Human relationships are problematic, whoever you are.

Imagine you’re a gay woman happily partnered with another, and after some years together your beloved informs you that she’s always felt she’s a man and plans, maybe, to undergo a change. How would you feel about that?

Alice (Miranda Wynne), one of two principal characters in Jon Brittain’s Rotterdam, skillfully directed by Michael A. Shepperd at the Skylight Theatre, isn’t sure how she feels. A 20-something Brit living in Rotterdam with her likable lover, Fiona (Ashley Romans), Alice’s biggest problem when we meet her is coming out to her conservative parents in London. She’s written them an email but can’t bring herself to send it, and some squabbling ensues between her and Fiona, who luckily doesn’t have this problem; her own family is open and progressive.

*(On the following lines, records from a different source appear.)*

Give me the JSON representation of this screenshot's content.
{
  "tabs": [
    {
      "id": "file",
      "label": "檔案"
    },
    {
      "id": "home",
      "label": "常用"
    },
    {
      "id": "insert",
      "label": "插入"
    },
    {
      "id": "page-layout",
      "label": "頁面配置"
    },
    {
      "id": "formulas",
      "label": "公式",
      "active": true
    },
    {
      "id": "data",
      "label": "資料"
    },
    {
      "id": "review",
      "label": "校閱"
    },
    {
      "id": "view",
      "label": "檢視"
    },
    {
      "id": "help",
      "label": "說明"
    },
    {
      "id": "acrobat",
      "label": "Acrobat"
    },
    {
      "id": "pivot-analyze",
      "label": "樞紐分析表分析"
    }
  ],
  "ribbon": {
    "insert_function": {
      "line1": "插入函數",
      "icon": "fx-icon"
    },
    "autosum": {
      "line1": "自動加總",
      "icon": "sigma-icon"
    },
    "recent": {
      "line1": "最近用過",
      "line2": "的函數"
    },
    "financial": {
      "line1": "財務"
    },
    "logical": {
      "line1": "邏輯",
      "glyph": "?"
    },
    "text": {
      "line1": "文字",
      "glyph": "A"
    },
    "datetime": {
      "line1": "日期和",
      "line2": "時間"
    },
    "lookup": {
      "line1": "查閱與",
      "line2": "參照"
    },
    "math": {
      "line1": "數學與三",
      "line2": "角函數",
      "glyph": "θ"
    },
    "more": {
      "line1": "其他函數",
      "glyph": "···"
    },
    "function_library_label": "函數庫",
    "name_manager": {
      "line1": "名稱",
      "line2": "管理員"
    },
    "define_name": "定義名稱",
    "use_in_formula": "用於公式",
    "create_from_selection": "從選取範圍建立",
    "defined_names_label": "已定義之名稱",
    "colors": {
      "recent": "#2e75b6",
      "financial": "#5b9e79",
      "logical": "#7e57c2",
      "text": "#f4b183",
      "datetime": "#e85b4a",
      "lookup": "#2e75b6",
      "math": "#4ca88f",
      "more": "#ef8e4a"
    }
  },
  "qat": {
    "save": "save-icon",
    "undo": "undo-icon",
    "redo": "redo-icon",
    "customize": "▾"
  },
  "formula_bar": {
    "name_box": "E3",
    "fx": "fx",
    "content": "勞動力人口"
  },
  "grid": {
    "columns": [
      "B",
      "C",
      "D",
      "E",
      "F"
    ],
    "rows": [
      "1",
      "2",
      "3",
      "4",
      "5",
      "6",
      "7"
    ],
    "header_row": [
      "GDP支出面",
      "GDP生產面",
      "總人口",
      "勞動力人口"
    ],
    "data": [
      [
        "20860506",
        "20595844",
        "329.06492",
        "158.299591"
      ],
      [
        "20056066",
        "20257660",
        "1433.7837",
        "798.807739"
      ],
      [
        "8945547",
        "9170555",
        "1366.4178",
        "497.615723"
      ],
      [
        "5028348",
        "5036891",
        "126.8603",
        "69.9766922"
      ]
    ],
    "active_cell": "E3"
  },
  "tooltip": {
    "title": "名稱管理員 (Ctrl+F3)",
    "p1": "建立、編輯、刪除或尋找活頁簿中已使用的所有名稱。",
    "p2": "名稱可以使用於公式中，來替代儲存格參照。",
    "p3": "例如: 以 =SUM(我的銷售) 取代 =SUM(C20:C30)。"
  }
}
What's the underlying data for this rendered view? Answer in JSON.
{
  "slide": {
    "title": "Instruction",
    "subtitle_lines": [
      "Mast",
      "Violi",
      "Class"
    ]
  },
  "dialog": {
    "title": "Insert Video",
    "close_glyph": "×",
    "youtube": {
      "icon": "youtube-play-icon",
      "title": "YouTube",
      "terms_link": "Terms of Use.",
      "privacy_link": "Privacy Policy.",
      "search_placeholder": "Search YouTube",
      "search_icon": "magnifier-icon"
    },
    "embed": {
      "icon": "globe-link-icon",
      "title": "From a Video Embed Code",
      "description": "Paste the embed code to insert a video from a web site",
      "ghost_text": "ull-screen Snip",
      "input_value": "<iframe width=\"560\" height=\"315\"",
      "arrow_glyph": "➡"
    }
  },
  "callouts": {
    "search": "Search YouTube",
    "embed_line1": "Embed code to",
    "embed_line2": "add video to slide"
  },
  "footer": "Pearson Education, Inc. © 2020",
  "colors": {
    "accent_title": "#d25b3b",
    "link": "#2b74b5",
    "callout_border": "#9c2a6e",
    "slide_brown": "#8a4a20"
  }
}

The situation radically shifts after Fiona makes her big announcement that she now wants to be he  altering his public identity to match his private one, and changing his name from Fiona to Adrian. Alice tries to take Adrian’s decision in stride, but she’s privately unsettled, and commences a tentative friendship with Lelani (Audrey Cain), a flighty gay woman from work whose overtures she had previously brushed aside. Her anxiety increases when she learns that her best friend, Josh (Ryan Brophy), her boyfriend when (not yet out) she’d first come to Rotterdam, is leaving. “You’re not supposed to stay in Rotterdam,” he tells her. “It’s a port. Everything’s moving on …”

Meanwhile, Adrian has his own stuff to deal with — he’s become super-sensitive to slights, overreacting in situations where people continue to perceive him as a woman, and expressing his frustration to Alice and Josh, who, it turns out, is his big brother, and probably his best friend as well.

Rotterdam doesn’t exactly drag in Act 1 but it does tarry, as Alice and Adrian share multiple times their angst and trepidations about the future. The ante is upped considerably in Act 2, when game-changing conflicts between the lovers, and also between the two brothers, take shape, and the heretofore marginal Lelani thrusts herself unmistakably into Alice’s life.

This is the sort of material that, clumsily handled, can come off as all too precious. But Shepperd hasn’t earned his reputation as one of L.A.’s best directors for naught. Against designer Jeff McLaughlin’s surreal metropolitan landscape, Wynne, Romans and Brophy exude a naturalness and generosity that transport you to the heart of the story — which is the struggle to hold on to love once you’ve found it. Billed as “a queer love story about all of us,” the show lives up to that hype.

GO! Skylight Theatre, 1816½  N. Vermont Ave., Los Feliz; through Dec. 11. (213) 761-7061,

Advertising disclosure: We may receive compensation for some of the links in our stories. Thank you for supporting LA Weekly and our advertisers.